__WHAT YOU SHOULD DO__
All lines in the listing below that hold the string "Calculation" are to be tallied, with only the total reported.

[RECORDED DATA — start]

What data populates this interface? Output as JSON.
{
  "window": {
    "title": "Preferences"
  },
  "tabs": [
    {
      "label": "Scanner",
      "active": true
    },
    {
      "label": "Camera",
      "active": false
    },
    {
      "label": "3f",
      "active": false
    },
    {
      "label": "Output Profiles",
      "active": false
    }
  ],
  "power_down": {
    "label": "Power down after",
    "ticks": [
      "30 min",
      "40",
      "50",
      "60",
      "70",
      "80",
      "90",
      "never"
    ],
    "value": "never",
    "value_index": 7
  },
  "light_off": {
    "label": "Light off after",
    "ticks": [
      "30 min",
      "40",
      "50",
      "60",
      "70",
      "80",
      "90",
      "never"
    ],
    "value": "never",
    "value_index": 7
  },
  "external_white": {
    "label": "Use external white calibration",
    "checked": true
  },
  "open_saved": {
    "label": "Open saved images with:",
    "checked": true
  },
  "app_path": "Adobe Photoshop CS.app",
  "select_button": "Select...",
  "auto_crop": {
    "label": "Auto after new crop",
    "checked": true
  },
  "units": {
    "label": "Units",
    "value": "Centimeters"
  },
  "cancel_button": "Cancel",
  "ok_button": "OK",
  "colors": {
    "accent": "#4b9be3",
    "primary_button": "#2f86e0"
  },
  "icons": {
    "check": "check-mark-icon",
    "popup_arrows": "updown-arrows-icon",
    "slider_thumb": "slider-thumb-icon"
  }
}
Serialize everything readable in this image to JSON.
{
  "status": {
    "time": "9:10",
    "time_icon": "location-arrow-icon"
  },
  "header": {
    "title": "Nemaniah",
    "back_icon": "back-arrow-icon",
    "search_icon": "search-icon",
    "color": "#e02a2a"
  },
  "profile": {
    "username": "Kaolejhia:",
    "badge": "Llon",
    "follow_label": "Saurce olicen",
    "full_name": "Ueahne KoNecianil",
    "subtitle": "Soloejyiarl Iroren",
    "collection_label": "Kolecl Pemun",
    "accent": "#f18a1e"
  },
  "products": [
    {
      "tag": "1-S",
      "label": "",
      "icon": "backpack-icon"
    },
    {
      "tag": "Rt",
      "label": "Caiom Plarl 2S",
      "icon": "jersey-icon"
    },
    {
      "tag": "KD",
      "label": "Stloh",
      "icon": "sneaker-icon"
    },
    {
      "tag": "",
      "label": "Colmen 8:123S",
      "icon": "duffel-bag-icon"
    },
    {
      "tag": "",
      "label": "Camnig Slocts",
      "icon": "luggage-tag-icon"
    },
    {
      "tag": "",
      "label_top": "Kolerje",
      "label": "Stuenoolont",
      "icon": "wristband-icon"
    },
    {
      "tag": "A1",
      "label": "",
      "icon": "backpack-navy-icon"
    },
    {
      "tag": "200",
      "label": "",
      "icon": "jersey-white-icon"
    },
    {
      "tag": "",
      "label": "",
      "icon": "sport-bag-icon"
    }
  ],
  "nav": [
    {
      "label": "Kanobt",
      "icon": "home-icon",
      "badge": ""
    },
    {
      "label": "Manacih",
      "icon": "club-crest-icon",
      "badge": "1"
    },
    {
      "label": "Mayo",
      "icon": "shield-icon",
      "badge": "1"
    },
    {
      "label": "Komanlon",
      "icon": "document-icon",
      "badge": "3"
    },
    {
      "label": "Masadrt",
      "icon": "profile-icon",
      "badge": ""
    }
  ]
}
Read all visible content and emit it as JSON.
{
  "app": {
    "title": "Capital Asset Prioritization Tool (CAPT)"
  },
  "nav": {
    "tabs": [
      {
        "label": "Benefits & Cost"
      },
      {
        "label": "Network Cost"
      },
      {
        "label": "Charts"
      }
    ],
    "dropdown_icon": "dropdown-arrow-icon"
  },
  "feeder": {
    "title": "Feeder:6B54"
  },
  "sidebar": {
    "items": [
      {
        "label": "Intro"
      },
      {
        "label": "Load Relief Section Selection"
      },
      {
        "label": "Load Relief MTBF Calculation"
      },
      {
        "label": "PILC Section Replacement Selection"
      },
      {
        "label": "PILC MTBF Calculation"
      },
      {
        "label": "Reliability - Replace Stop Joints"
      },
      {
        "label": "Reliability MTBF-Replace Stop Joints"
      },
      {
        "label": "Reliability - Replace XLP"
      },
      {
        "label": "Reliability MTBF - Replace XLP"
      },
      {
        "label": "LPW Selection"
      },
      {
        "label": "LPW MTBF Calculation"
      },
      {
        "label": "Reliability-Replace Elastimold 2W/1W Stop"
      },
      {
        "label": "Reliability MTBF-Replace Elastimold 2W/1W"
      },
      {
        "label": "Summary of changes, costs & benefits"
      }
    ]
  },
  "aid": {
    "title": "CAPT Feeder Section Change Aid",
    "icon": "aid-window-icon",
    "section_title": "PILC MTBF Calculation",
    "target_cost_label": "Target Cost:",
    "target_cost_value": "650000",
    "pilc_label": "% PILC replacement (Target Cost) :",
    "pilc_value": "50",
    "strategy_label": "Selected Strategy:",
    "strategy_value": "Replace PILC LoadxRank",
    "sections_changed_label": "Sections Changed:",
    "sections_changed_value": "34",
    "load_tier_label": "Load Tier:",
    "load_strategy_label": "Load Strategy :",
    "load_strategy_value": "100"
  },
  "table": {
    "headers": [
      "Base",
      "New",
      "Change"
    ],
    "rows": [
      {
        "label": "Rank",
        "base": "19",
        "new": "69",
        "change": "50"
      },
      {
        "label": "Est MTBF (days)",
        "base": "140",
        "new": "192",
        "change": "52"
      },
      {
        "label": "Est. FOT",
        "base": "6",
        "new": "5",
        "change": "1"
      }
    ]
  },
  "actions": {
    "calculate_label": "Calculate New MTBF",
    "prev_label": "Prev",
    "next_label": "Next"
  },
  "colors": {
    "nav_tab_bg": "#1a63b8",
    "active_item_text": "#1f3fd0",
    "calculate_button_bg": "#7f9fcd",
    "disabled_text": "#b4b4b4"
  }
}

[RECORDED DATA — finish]

__EXPECTED ANSWER__
4